◆ **Task to carry out**:
Set every entry down again precisely.

Interface dataset entries
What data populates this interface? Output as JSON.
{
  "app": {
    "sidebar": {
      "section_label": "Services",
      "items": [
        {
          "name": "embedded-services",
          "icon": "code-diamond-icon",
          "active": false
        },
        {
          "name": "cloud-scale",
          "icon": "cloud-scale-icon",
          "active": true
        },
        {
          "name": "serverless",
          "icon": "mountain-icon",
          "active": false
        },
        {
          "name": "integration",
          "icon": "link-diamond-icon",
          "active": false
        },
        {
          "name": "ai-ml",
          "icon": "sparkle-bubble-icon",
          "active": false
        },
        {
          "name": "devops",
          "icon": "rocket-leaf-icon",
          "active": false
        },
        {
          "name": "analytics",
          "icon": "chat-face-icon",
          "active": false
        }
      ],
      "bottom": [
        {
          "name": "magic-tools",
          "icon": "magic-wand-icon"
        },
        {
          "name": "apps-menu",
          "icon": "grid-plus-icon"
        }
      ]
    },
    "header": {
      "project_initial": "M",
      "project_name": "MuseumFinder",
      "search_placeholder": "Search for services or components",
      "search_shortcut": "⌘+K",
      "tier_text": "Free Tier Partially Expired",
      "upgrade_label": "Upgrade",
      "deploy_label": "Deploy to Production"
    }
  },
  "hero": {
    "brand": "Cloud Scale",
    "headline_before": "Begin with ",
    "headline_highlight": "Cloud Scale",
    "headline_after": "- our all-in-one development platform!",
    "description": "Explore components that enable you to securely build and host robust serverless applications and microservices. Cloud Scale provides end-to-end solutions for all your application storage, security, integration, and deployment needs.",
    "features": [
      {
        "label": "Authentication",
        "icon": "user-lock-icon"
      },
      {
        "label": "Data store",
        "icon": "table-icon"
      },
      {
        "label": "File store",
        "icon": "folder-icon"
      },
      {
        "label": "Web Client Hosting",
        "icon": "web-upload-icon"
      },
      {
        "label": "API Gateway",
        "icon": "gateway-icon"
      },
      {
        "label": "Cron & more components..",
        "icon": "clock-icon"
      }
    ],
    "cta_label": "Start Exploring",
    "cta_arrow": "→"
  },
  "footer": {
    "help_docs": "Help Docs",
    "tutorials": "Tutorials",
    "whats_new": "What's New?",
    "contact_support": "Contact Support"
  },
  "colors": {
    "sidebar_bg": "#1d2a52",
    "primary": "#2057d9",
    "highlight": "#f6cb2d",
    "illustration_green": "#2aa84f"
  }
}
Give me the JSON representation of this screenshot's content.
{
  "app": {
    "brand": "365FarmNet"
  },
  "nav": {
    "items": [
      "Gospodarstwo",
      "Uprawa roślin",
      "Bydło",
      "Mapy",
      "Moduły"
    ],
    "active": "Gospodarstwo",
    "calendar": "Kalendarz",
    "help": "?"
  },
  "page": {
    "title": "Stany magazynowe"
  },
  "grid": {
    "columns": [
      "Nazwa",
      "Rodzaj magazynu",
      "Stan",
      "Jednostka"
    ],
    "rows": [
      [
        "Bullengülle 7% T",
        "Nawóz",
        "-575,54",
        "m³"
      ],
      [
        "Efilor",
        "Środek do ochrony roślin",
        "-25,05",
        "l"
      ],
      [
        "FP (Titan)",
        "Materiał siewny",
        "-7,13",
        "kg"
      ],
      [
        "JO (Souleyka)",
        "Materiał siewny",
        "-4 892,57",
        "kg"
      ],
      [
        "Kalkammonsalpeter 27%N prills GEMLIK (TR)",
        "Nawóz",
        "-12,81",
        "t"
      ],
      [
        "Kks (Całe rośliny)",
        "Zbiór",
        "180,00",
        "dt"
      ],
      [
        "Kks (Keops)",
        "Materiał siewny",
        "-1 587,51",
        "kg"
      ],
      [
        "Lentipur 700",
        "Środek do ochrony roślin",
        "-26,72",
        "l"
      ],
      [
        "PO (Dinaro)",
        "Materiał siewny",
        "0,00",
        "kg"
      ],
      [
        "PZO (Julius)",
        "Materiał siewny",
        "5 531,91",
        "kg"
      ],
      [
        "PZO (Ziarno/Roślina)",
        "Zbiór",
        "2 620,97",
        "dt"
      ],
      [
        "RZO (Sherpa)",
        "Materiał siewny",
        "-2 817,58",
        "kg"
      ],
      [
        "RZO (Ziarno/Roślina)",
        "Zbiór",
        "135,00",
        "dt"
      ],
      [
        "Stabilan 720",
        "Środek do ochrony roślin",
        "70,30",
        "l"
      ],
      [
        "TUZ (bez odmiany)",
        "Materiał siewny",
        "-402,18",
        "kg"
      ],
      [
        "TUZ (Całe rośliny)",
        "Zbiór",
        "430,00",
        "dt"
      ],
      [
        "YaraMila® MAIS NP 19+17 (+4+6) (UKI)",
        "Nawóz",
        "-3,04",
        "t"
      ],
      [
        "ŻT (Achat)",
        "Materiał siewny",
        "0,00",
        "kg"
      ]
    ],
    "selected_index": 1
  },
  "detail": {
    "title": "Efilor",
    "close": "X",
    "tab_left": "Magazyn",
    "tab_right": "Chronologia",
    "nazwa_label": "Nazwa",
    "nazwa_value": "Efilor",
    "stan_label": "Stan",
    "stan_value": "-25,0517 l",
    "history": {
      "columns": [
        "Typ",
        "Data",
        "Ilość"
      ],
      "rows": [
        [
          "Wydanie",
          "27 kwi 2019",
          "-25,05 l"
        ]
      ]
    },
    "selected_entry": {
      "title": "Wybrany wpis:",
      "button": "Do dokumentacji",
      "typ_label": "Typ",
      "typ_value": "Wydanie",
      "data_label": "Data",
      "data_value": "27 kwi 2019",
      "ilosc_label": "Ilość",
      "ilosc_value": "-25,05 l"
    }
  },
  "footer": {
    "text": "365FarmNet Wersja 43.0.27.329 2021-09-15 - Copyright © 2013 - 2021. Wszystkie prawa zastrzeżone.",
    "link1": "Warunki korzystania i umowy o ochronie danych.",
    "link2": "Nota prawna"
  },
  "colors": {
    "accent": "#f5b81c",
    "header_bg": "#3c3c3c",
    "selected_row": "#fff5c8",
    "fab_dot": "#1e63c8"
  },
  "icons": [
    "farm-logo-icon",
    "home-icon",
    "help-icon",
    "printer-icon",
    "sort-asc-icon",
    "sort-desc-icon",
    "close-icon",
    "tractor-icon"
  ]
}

◆ **Solution to the exercise**:
What data populates this interface? Output as JSON.
{
  "app": {
    "sidebar": {
      "section_label": "Services",
      "items": [
        {
          "name": "embedded-services",
          "icon": "code-diamond-icon",
          "active": false
        },
        {
          "name": "cloud-scale",
          "icon": "cloud-scale-icon",
          "active": true
        },
        {
          "name": "serverless",
          "icon": "mountain-icon",
          "active": false
        },
        {
          "name": "integration",
          "icon": "link-diamond-icon",
          "active": false
        },
        {
          "name": "ai-ml",
          "icon": "sparkle-bubble-icon",
          "active": false
        },
        {
          "name": "devops",
          "icon": "rocket-leaf-icon",
          "active": false
        },
        {
          "name": "analytics",
          "icon": "chat-face-icon",
          "active": false
        }
      ],
      "bottom": [
        {
          "name": "magic-tools",
          "icon": "magic-wand-icon"
        },
        {
          "name": "apps-menu",
          "icon": "grid-plus-icon"
        }
      ]
    },
    "header": {
      "project_initial": "M",
      "project_name": "MuseumFinder",
      "search_placeholder": "Search for services or components",
      "search_shortcut": "⌘+K",
      "tier_text": "Free Tier Partially Expired",
      "upgrade_label": "Upgrade",
      "deploy_label": "Deploy to Production"
    }
  },
  "hero": {
    "brand": "Cloud Scale",
    "headline_before": "Begin with ",
    "headline_highlight": "Cloud Scale",
    "headline_after": "- our all-in-one development platform!",
    "description": "Explore components that enable you to securely build and host robust serverless applications and microservices. Cloud Scale provides end-to-end solutions for all your application storage, security, integration, and deployment needs.",
    "features": [
      {
        "label": "Authentication",
        "icon": "user-lock-icon"
      },
      {
        "label": "Data store",
        "icon": "table-icon"
      },
      {
        "label": "File store",
        "icon": "folder-icon"
      },
      {
        "label": "Web Client Hosting",
        "icon": "web-upload-icon"
      },
      {
        "label": "API Gateway",
        "icon": "gateway-icon"
      },
      {
        "label": "Cron & more components..",
        "icon": "clock-icon"
      }
    ],
    "cta_label": "Start Exploring",
    "cta_arrow": "→"
  },
  "footer": {
    "help_docs": "Help Docs",
    "tutorials": "Tutorials",
    "whats_new": "What's New?",
    "contact_support": "Contact Support"
  },
  "colors": {
    "sidebar_bg": "#1d2a52",
    "primary": "#2057d9",
    "highlight": "#f6cb2d",
    "illustration_green": "#2aa84f"
  }
}
Give me the JSON representation of this screenshot's content.
{
  "app": {
    "brand": "365FarmNet"
  },
  "nav": {
    "items": [
      "Gospodarstwo",
      "Uprawa roślin",
      "Bydło",
      "Mapy",
      "Moduły"
    ],
    "active": "Gospodarstwo",
    "calendar": "Kalendarz",
    "help": "?"
  },
  "page": {
    "title": "Stany magazynowe"
  },
  "grid": {
    "columns": [
      "Nazwa",
      "Rodzaj magazynu",
      "Stan",
      "Jednostka"
    ],
    "rows": [
      [
        "Bullengülle 7% T",
        "Nawóz",
        "-575,54",
        "m³"
      ],
      [
        "Efilor",
        "Środek do ochrony roślin",
        "-25,05",
        "l"
      ],
      [
        "FP (Titan)",
        "Materiał siewny",
        "-7,13",
        "kg"
      ],
      [
        "JO (Souleyka)",
        "Materiał siewny",
        "-4 892,57",
        "kg"
      ],
      [
        "Kalkammonsalpeter 27%N prills GEMLIK (TR)",
        "Nawóz",
        "-12,81",
        "t"
      ],
      [
        "Kks (Całe rośliny)",
        "Zbiór",
        "180,00",
        "dt"
      ],
      [
        "Kks (Keops)",
        "Materiał siewny",
        "-1 587,51",
        "kg"
      ],
      [
        "Lentipur 700",
        "Środek do ochrony roślin",
        "-26,72",
        "l"
      ],
      [
        "PO (Dinaro)",
        "Materiał siewny",
        "0,00",
        "kg"
      ],
      [
        "PZO (Julius)",
        "Materiał siewny",
        "5 531,91",
        "kg"
      ],
      [
        "PZO (Ziarno/Roślina)",
        "Zbiór",
        "2 620,97",
        "dt"
      ],
      [
        "RZO (Sherpa)",
        "Materiał siewny",
        "-2 817,58",
        "kg"
      ],
      [
        "RZO (Ziarno/Roślina)",
        "Zbiór",
        "135,00",
        "dt"
      ],
      [
        "Stabilan 720",
        "Środek do ochrony roślin",
        "70,30",
        "l"
      ],
      [
        "TUZ (bez odmiany)",
        "Materiał siewny",
        "-402,18",
        "kg"
      ],
      [
        "TUZ (Całe rośliny)",
        "Zbiór",
        "430,00",
        "dt"
      ],
      [
        "YaraMila® MAIS NP 19+17 (+4+6) (UKI)",
        "Nawóz",
        "-3,04",
        "t"
      ],
      [
        "ŻT (Achat)",
        "Materiał siewny",
        "0,00",
        "kg"
      ]
    ],
    "selected_index": 1
  },
  "detail": {
    "title": "Efilor",
    "close": "X",
    "tab_left": "Magazyn",
    "tab_right": "Chronologia",
    "nazwa_label": "Nazwa",
    "nazwa_value": "Efilor",
    "stan_label": "Stan",
    "stan_value": "-25,0517 l",
    "history": {
      "columns": [
        "Typ",
        "Data",
        "Ilość"
      ],
      "rows": [
        [
          "Wydanie",
          "27 kwi 2019",
          "-25,05 l"
        ]
      ]
    },
    "selected_entry": {
      "title": "Wybrany wpis:",
      "button": "Do dokumentacji",
      "typ_label": "Typ",
      "typ_value": "Wydanie",
      "data_label": "Data",
      "data_value": "27 kwi 2019",
      "ilosc_label": "Ilość",
      "ilosc_value": "-25,05 l"
    }
  },
  "footer": {
    "text": "365FarmNet Wersja 43.0.27.329 2021-09-15 - Copyright © 2013 - 2021. Wszystkie prawa zastrzeżone.",
    "link1": "Warunki korzystania i umowy o ochronie danych.",
    "link2": "Nota prawna"
  },
  "colors": {
    "accent": "#f5b81c",
    "header_bg": "#3c3c3c",
    "selected_row": "#fff5c8",
    "fab_dot": "#1e63c8"
  },
  "icons": [
    "farm-logo-icon",
    "home-icon",
    "help-icon",
    "printer-icon",
    "sort-asc-icon",
    "sort-desc-icon",
    "close-icon",
    "tractor-icon"
  ]
}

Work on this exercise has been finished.